A better talking point for Democrats than impeachment, no? They have a million liberals shrieking “Impeach!” at them right now, ignorant of the fact that there’s no good outcome politically for the party from that. If Dems do it, Trump will survive in the Senate and there might — might — be a backlash at the polls against them a la 1998. If they don’t do it, every last one of those liberal voters will feel some greater or lesser (probably lesser) temptation to stay home in 2020. No win.

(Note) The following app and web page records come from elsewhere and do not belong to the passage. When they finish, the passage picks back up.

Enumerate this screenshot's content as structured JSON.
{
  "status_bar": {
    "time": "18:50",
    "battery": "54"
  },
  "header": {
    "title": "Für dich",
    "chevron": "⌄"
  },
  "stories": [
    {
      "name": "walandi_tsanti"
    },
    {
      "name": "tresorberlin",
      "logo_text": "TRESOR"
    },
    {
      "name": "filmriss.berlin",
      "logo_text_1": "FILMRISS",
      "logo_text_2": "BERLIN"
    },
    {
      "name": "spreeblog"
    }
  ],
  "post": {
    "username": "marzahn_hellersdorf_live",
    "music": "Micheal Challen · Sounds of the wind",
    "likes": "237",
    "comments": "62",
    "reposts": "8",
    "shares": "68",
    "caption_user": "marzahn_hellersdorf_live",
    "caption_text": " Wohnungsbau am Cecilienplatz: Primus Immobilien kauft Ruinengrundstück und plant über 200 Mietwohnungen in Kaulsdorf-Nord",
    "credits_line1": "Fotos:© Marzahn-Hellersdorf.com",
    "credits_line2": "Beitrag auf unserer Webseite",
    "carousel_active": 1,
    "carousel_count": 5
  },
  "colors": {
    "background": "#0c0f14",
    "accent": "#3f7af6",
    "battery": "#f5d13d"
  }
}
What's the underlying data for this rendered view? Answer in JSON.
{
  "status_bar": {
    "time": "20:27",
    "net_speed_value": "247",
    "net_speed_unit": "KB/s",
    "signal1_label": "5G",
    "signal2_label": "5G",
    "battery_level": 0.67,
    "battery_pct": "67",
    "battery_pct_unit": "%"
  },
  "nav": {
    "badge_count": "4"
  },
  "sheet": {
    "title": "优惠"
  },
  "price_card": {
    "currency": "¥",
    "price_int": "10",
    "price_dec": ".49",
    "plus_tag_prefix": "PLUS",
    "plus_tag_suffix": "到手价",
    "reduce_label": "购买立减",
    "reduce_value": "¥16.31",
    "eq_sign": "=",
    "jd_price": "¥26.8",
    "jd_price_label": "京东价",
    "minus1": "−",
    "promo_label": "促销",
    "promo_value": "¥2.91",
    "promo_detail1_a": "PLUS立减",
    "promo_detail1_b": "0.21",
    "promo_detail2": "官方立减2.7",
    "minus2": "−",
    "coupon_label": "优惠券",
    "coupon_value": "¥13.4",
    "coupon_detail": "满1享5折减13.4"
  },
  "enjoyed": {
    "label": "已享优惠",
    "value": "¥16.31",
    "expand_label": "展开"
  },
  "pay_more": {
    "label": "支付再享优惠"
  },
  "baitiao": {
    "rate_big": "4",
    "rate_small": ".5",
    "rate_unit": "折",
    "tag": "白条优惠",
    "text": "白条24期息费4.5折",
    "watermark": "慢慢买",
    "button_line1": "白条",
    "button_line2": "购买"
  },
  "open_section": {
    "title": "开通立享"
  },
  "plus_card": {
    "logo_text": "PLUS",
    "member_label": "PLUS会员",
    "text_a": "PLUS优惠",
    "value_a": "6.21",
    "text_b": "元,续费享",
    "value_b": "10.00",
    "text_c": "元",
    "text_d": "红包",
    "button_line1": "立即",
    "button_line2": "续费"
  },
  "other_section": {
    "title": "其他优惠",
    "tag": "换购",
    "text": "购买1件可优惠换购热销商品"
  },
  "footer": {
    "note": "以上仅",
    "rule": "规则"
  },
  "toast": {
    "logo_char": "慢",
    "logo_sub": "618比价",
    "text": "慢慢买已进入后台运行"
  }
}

The 25th Amendment is different. In that case, the onus to act isn’t on congressional Democrats, it’s on Trump’s own cabinet. Enough with the farking backbiting in the Woodward book and New York Times op-eds, cries Warren. If you’re so worried about Trump being a loose cannon then get off your asses and defuse him. You have the constitutional power. If that message takes root on the left, it’ll redirect all the heat Pelosi will soon be getting onto Republicans like Mike Pence and John Kelly instead.
Put up or shut up:

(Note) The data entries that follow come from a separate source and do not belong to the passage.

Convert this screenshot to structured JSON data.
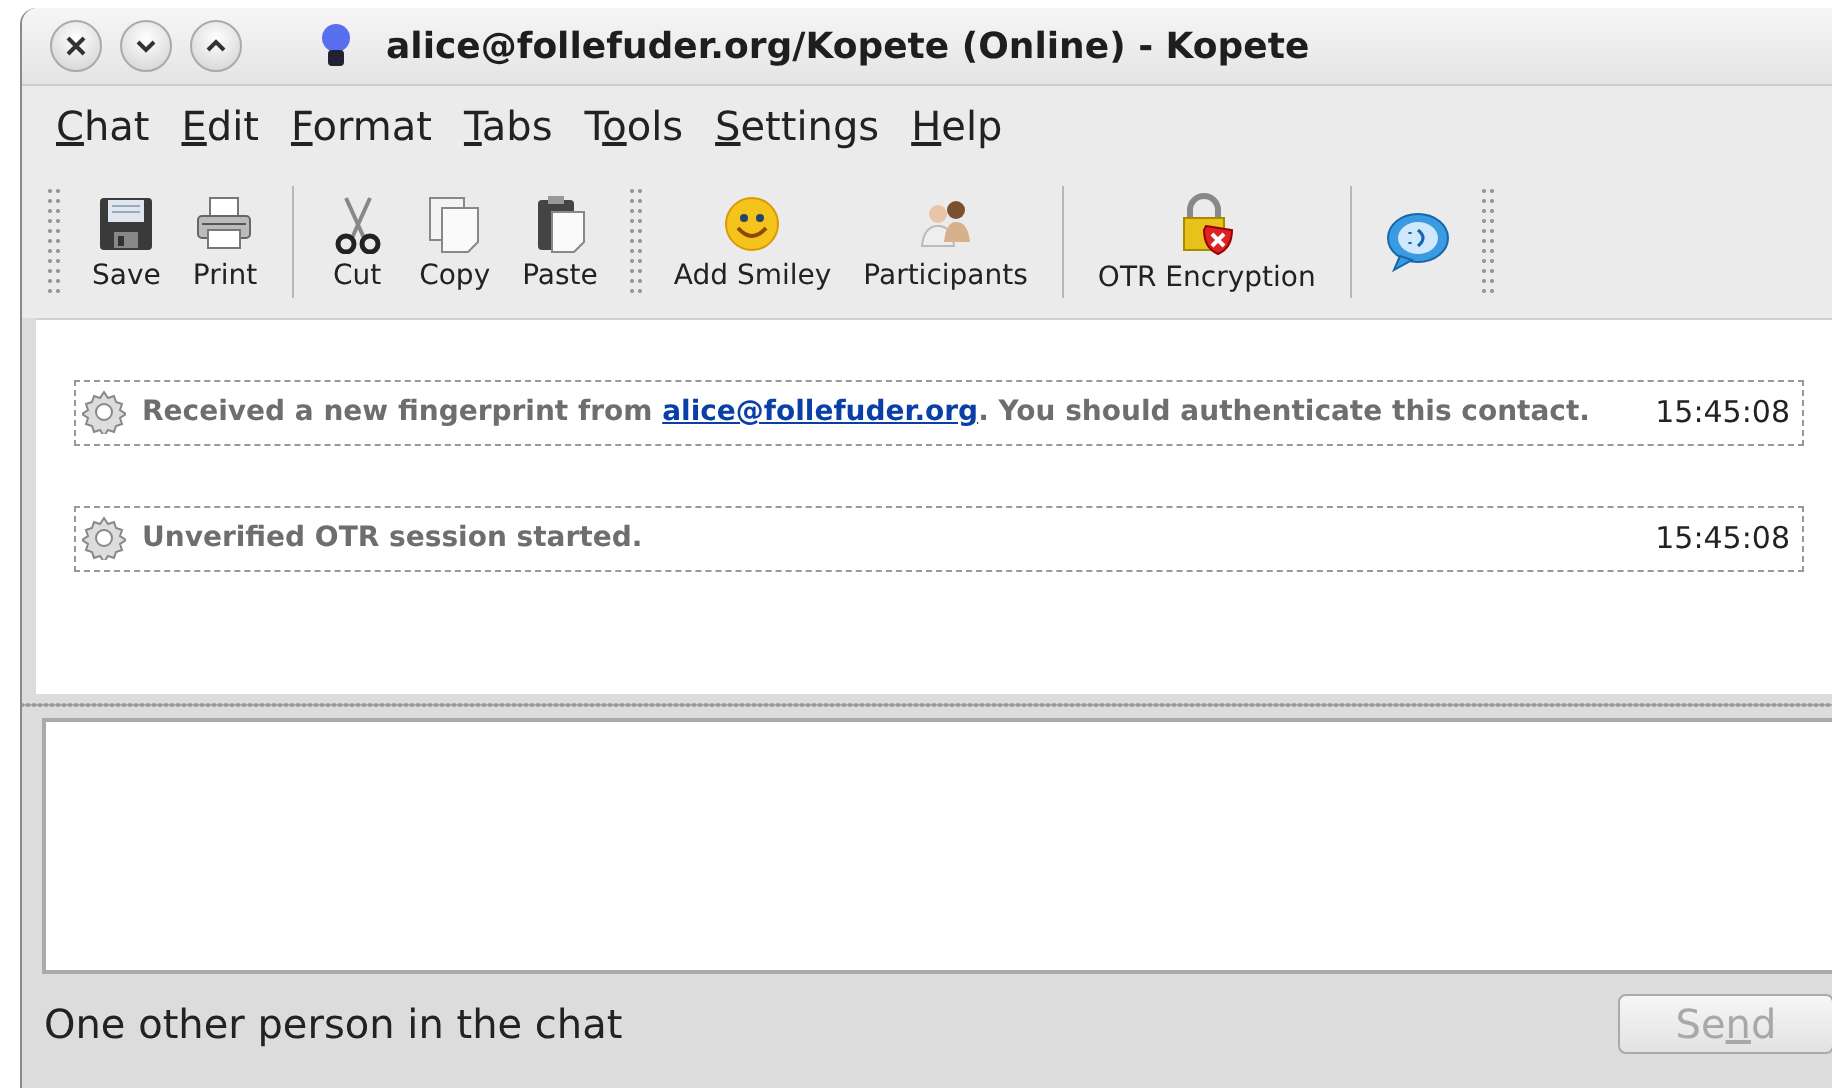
{
  "window": {
    "title": "alice@follefuder.org/Kopete (Online) - Kopete"
  },
  "menu": [
    {
      "key": "C",
      "after": "hat"
    },
    {
      "key": "E",
      "after": "dit"
    },
    {
      "key": "F",
      "after": "ormat"
    },
    {
      "key": "T",
      "after": "abs"
    },
    {
      "before": "T",
      "key": "o",
      "after": "ols"
    },
    {
      "key": "S",
      "after": "ettings"
    },
    {
      "key": "H",
      "after": "elp"
    }
  ],
  "toolbar": [
    {
      "kind": "handle"
    },
    {
      "kind": "button",
      "label": "Save"
    },
    {
      "kind": "button",
      "label": "Print"
    },
    {
      "kind": "separator"
    },
    {
      "kind": "button",
      "label": "Cut"
    },
    {
      "kind": "button",
      "label": "Copy"
    },
    {
      "kind": "button",
      "label": "Paste"
    },
    {
      "kind": "handle"
    },
    {
      "kind": "button",
      "label": "Add Smiley"
    },
    {
      "kind": "button",
      "label": "Participants"
    },
    {
      "kind": "separator"
    },
    {
      "kind": "button",
      "label": "OTR Encryption"
    },
    {
      "kind": "separator"
    },
    {
      "kind": "button"
    },
    {
      "kind": "handle"
    }
  ],
  "messages": [
    {
      "text": "Received a new fingerprint from ",
      "link": "alice@follefuder.org",
      "after": ". You should authenticate this contact.",
      "time": "15:45:08"
    },
    {
      "text": "Unverified OTR session started.",
      "time": "15:45:08"
    }
  ],
  "status": "One other person in the chat",
  "send_button": {
    "before": "Se",
    "key": "n",
    "after": "d",
    "disabled": true
  }
}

“If senior administration officials think the President of the United States is not able to do his job, then they should invoke the 25th Amendment,” Warren told CNN. “The Constitution provides for a procedure whenever the Vice President and senior officials think the President can’t do his job. It does not provide that senior officials go around the President — take documents off his desk, write anonymous op-eds … Everyone of these officials have sworn to uphold the Constitution of the United States. It’s time for them to do their job.”…
“What kind of a crisis do we have if senior officials believe that the President can’t do his job and then refuse to follow the rules that have been laid down in the Constitution?” Warren told CNN. “They can’t have it both ways. Either they think that the President is not capable of doing his job in which case they follow the rules in the Constitution, or they feel that the President is capable of doing his job, in which case they follow what the President tells them to do.”

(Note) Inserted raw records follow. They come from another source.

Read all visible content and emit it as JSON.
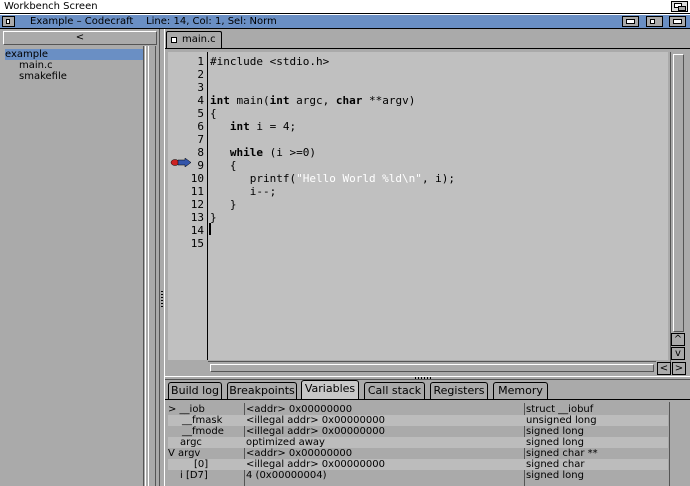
{
  "screen": {
    "title": "Workbench Screen"
  },
  "window": {
    "title": "Example – Codecraft",
    "status": "Line: 14, Col: 1, Sel: Norm"
  },
  "project": {
    "collapse_label": "<",
    "tree": [
      {
        "label": "example",
        "selected": true
      },
      {
        "label": "main.c",
        "selected": false
      },
      {
        "label": "smakefile",
        "selected": false
      }
    ]
  },
  "editor": {
    "tab_label": "main.c",
    "line_numbers": [
      "1",
      "2",
      "3",
      "4",
      "5",
      "6",
      "7",
      "8",
      "9",
      "10",
      "11",
      "12",
      "13",
      "14",
      "15"
    ],
    "breakpoint_line": "9",
    "cursor_line": "14",
    "scroll_arrows": {
      "left": "<",
      "right": ">",
      "up": "^",
      "down": "v"
    }
  },
  "bottom_tabs": [
    {
      "label": "Build log",
      "active": false
    },
    {
      "label": "Breakpoints",
      "active": false
    },
    {
      "label": "Variables",
      "active": true
    },
    {
      "label": "Call stack",
      "active": false
    },
    {
      "label": "Registers",
      "active": false
    },
    {
      "label": "Memory",
      "active": false
    }
  ],
  "variables": [
    {
      "name": "> __iob",
      "value": "<addr> 0x00000000",
      "type": "struct __iobuf"
    },
    {
      "name": "__fmask",
      "value": "<illegal addr> 0x00000000",
      "type": "unsigned long"
    },
    {
      "name": "__fmode",
      "value": "<illegal addr> 0x00000000",
      "type": "signed long"
    },
    {
      "name": "argc",
      "value": "optimized away",
      "type": "signed long"
    },
    {
      "name": "V argv",
      "value": "<addr> 0x00000000",
      "type": "signed char **"
    },
    {
      "name": "[0]",
      "value": "<illegal addr> 0x00000000",
      "type": "signed char"
    },
    {
      "name": "i [D7]",
      "value": "4 (0x00000004)",
      "type": "signed long"
    }
  ],
  "colors": {
    "title_blue": "#6a8fc4",
    "panel_gray": "#aaaaaa",
    "breakpoint_red": "#cc2222",
    "arrow_blue": "#3355aa"
  },
  "icons": [
    "depth-gadget-icon",
    "close-gadget-icon",
    "zoom-gadget-icon",
    "breakpoint-arrow-icon",
    "file-tab-icon"
  ]
}
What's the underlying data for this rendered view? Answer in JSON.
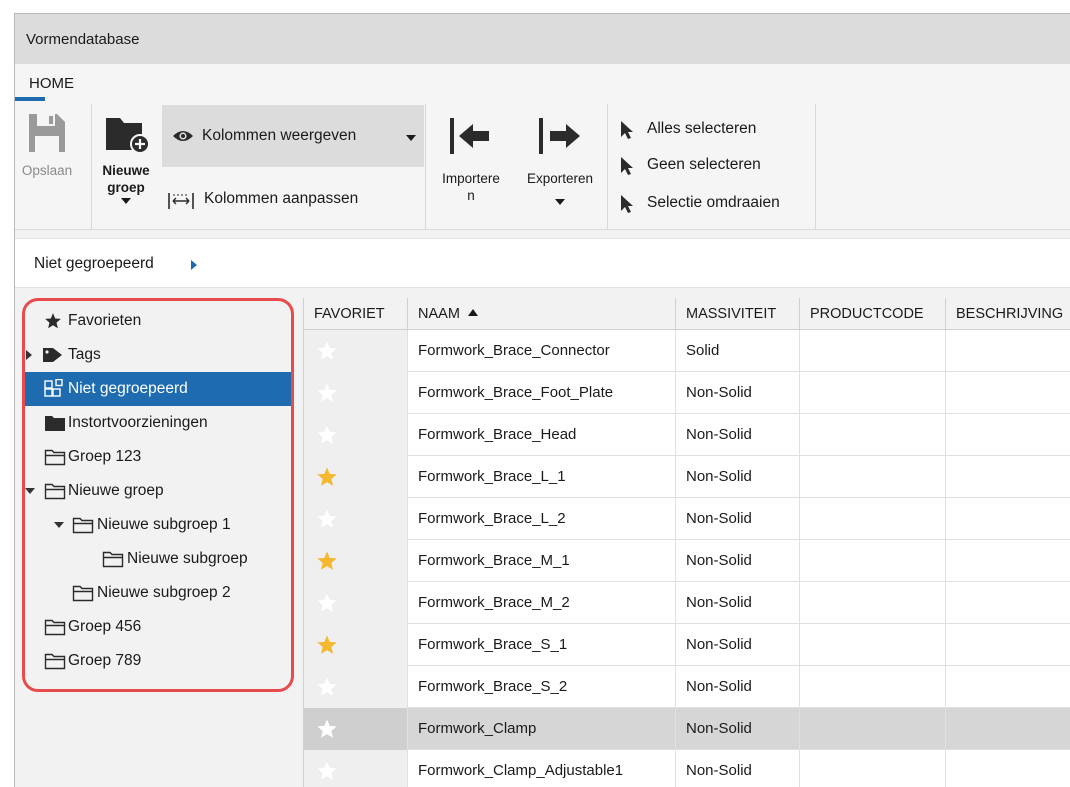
{
  "window": {
    "title": "Vormendatabase"
  },
  "tabs": [
    {
      "label": "HOME",
      "active": true
    }
  ],
  "ribbon": {
    "save": {
      "label": "Opslaan",
      "icon": "save-icon",
      "enabled": false
    },
    "new_group": {
      "label_line1": "Nieuwe",
      "label_line2": "groep",
      "icon": "folder-add-icon"
    },
    "show_columns": {
      "label": "Kolommen weergeven",
      "icon": "eye-icon"
    },
    "fit_columns": {
      "label": "Kolommen aanpassen",
      "icon": "column-width-icon"
    },
    "import": {
      "label_line1": "Importere",
      "label_line2": "n",
      "icon": "arrow-left-icon"
    },
    "export": {
      "label": "Exporteren",
      "icon": "arrow-right-icon"
    },
    "select_all": {
      "label": "Alles selecteren",
      "icon": "cursor-icon"
    },
    "select_none": {
      "label": "Geen selecteren",
      "icon": "cursor-icon"
    },
    "select_invert": {
      "label": "Selectie omdraaien",
      "icon": "cursor-icon"
    }
  },
  "breadcrumb": {
    "label": "Niet gegroepeerd"
  },
  "tree": [
    {
      "label": "Favorieten",
      "icon": "star-icon"
    },
    {
      "label": "Tags",
      "icon": "tag-icon",
      "expander": "collapsed"
    },
    {
      "label": "Niet gegroepeerd",
      "icon": "ungrouped-icon",
      "selected": true
    },
    {
      "label": "Instortvoorzieningen",
      "icon": "folder-icon"
    },
    {
      "label": "Groep 123",
      "icon": "group-folder-icon"
    },
    {
      "label": "Nieuwe groep",
      "icon": "group-folder-icon",
      "expander": "expanded"
    },
    {
      "label": "Nieuwe subgroep 1",
      "icon": "group-folder-icon",
      "expander": "expanded"
    },
    {
      "label": "Nieuwe subgroep",
      "icon": "group-folder-icon"
    },
    {
      "label": "Nieuwe subgroep 2",
      "icon": "group-folder-icon"
    },
    {
      "label": "Groep 456",
      "icon": "group-folder-icon"
    },
    {
      "label": "Groep 789",
      "icon": "group-folder-icon"
    }
  ],
  "table": {
    "columns": [
      "FAVORIET",
      "NAAM",
      "MASSIVITEIT",
      "PRODUCTCODE",
      "BESCHRIJVING"
    ],
    "sort_column": "NAAM",
    "rows": [
      {
        "favorite": false,
        "name": "Formwork_Brace_Connector",
        "massiviteit": "Solid",
        "productcode": "",
        "beschrijving": ""
      },
      {
        "favorite": false,
        "name": "Formwork_Brace_Foot_Plate",
        "massiviteit": "Non-Solid",
        "productcode": "",
        "beschrijving": ""
      },
      {
        "favorite": false,
        "name": "Formwork_Brace_Head",
        "massiviteit": "Non-Solid",
        "productcode": "",
        "beschrijving": ""
      },
      {
        "favorite": true,
        "name": "Formwork_Brace_L_1",
        "massiviteit": "Non-Solid",
        "productcode": "",
        "beschrijving": ""
      },
      {
        "favorite": false,
        "name": "Formwork_Brace_L_2",
        "massiviteit": "Non-Solid",
        "productcode": "",
        "beschrijving": ""
      },
      {
        "favorite": true,
        "name": "Formwork_Brace_M_1",
        "massiviteit": "Non-Solid",
        "productcode": "",
        "beschrijving": ""
      },
      {
        "favorite": false,
        "name": "Formwork_Brace_M_2",
        "massiviteit": "Non-Solid",
        "productcode": "",
        "beschrijving": ""
      },
      {
        "favorite": true,
        "name": "Formwork_Brace_S_1",
        "massiviteit": "Non-Solid",
        "productcode": "",
        "beschrijving": ""
      },
      {
        "favorite": false,
        "name": "Formwork_Brace_S_2",
        "massiviteit": "Non-Solid",
        "productcode": "",
        "beschrijving": ""
      },
      {
        "favorite": false,
        "name": "Formwork_Clamp",
        "massiviteit": "Non-Solid",
        "productcode": "",
        "beschrijving": "",
        "selected": true
      },
      {
        "favorite": false,
        "name": "Formwork_Clamp_Adjustable1",
        "massiviteit": "Non-Solid",
        "productcode": "",
        "beschrijving": ""
      }
    ]
  },
  "colors": {
    "accent": "#1e6bb0",
    "favorite_star": "#f5b82e",
    "highlight": "#e84b4b"
  }
}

Semantic games involving the word “capable” are the crux of all 25th Amendment fantasies. It’s simply not the case, as Warren suggests, that Trump’s deputies think he’s “not able to do his job.” What they believe (or seem to believe) is that he’s not able to do his job well. That’s a momentous difference for purposes of the 25th Amendment, which is in place to let the vice president step in when the president is physically or mentally disabled. You don’t invoke it when POTUS is lowercase-U unfit for office, you invoke it when POTUS is capital-U Unfit for office. If you stretch the idea of mental disability to include personality flaws like bad judgment, impetuousness, and a, ahem, propensity to shade the truth then you’re setting a precedent in which any future president whose cabinet has turned on him politically can easily find a fig leaf to execute a de facto coup.
Which would be ironic. The whole case against Trump among 25th Amendment fans is that his civic and policy instincts are more in line with a caudillo leading a banana republic, and therefore to spare America from this banana-republic future we should have … a junta seize power on flimsy constitutional grounds.
It wouldn’t work either. To hear Warren tell it, you’d think this is entirely within the power of Trump’s cabinet. It isn’t. The cabinet can act to hand power to the vice president by asserting that the president is unable to discharge his duties, but power reverts to the president if he insists that he can — which, of course, Trump would. If the VP disputes that, it goes to Congress to settle the issue. And in this case, it takes a two-thirds majority of both houses to hand power to the VP permanently. That’s a higher standard than for impeachment, which requires a simple majority of the House. You’re more likely to oust Trump going that route, in other words, than via the 25th Amendment. And of course, unlike impeachment, a failed attempt at using the 25th Amendment would mean utter chaos in the executive branch. If Pence and the cabinet made a move on Trump and Congress sided with POTUS, the administration as constituted would be untenable in the aftermath. Pence would have to resign, as would all of the officers who supported him. We’d be left with Trump effectively all alone. What could go wrong?
But of course, precisely because the 25th Amendment is such a heavy lift, the VP and cabinet would never dare consider it unless they had every confidence to believe Congress would side with them in the dispute. And there’s no way that’s happening with the Senate likely to be 50/50 or so at worst for the GOP next year. There won’t be anything like 67 votes in the upper chamber to remove Trump unless evidence of his “inability” to do the job is so overwhelming that even many Republican voters support removal. Realistically, the only way that’s happening is in a “true” 25th Amendment situation where Trump is disabled somehow.
So all of this is pie in the sky, just an empty talking point from Warren. But not a bad one if you’re trying to shift public focus from congressional Republicans to White House Republicans on what to do about POTUS.